[P/S: The reason why they raised funds quietly was because there are quite a few people in TTDI who are ‘a bit up there’, who can’t be seen to be antagonistic towards the Government, but they still wanted to save the park.]

TTDI residents pledging their support to the protest. Image from The Star

All they had to do was set up a cash box during townhall meetings and the donations poured in. In the end, whatever their financial background, the residents of TTDI really stood united and gave whatever they were able to.

Because Taman Rimba really means something to them
Amazingly (or perhaps not so amazingly), Hafiz and Leon have not encountered anyone who is against their cause, everyone has been supportive. But why? We asked Hafiz and Leon what the park means to them.

If you remember in our previous article we mentioned that DBKL wanted to turn Bukit Kiara into a botanical garden, but they aborted the project. The park became the base where they planted larger trees to relocate around the botanical gardens afterwards.

“The choice of trees was deliberate, there are lots of fruit trees which attracted lots of birds. The bird life in the park amazing. You can find hornbills there. Where in KL could you find hornbills?! Biodiversity shows how rich this place is. We don’t have many of these places left in KL, so if we don’t protect, we will have nothing left.” – Leon

“All of us in KL are not always fortunate enough to have houses with large compounds and gardens. So a park is very precious to us. We have a place here where we can do our brisk walks, our kids can play football. People have come together and started to get to know each other. We want it to be as livable as possible.” – Hafiz
The entire process has gotten them closer to their neighbours

TTDI residents protesting in June 2016.  Image from The Star

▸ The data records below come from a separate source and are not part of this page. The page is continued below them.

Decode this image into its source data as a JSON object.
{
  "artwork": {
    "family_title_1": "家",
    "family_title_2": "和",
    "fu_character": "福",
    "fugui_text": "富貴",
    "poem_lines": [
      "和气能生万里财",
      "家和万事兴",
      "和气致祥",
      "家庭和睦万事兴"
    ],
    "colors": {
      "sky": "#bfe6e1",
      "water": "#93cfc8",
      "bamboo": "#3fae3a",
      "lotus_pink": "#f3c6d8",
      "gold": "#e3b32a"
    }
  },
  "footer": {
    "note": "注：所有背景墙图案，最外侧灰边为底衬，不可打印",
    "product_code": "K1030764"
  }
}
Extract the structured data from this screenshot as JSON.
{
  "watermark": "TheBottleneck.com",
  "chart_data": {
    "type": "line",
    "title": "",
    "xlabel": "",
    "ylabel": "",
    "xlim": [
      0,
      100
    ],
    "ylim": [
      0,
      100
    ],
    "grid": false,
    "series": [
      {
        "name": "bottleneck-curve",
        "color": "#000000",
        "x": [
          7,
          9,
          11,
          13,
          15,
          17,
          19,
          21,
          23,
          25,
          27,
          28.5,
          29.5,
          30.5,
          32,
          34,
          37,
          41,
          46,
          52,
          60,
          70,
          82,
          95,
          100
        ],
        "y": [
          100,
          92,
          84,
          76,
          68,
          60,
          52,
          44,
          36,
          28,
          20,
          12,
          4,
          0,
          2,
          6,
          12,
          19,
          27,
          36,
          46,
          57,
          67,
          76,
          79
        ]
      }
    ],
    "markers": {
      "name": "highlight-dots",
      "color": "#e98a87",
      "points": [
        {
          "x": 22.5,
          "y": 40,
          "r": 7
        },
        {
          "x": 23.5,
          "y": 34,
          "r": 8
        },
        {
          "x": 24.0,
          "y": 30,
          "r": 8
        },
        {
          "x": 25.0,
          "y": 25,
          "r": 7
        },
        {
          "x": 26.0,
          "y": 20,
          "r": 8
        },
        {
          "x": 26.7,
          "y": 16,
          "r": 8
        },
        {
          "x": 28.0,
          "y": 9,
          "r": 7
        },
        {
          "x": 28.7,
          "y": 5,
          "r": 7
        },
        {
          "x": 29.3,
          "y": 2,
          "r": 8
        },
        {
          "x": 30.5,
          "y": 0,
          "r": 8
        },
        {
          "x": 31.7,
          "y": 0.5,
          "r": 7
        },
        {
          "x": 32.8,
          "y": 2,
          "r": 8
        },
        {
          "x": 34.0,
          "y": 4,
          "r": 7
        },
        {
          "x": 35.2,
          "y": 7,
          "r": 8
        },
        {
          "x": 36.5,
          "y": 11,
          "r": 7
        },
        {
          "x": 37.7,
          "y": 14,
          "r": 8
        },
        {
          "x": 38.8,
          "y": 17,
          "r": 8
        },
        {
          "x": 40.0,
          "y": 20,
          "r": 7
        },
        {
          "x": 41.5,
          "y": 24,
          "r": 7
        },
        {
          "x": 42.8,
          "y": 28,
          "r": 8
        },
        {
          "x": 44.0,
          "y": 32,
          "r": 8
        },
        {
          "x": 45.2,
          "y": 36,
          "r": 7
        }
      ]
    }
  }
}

As far as Hafiz can remember, the RA has never had a protest of this scale before, but they are quite determined to protect the park. “It cost DBKL RM30 million to create the public park ages ago in the first place. If they can do this to a public park, they might even take a school padang and build a condo there, who’s to say,” he added.

The issue has stirred up something in each of the TTDI residents’ hearts and many have eagerly contributed of their time, money and resources where they can. It has also showcased how mature, independent and constructive their RA can be. When an Opposition politician offered help, they politely turned it down, saying this is something they have to do on their own!

“It angers us when DBKL said we have been influenced by the Opposition. We can think for ourselves, we have not engaged any politician from any side. It’s not a political agenda, it’s a community agenda.” – Hafiz

More than that, the issue has gotten them closer to their neighbours. The RA has seen a significant increase in signups. People just bring the forms and become members. Last year alone they received 70 new members, which is so much more than the regular number, Hafiz explained. And if TTDI residents can do it, it gives hope to other RAs everywhere.

So the court hearing is happening on 12 October. If you want this to succeed, share this widely and hopefully it will set a strong precedent for residents everywhere.

top  contents  chapter  previous  next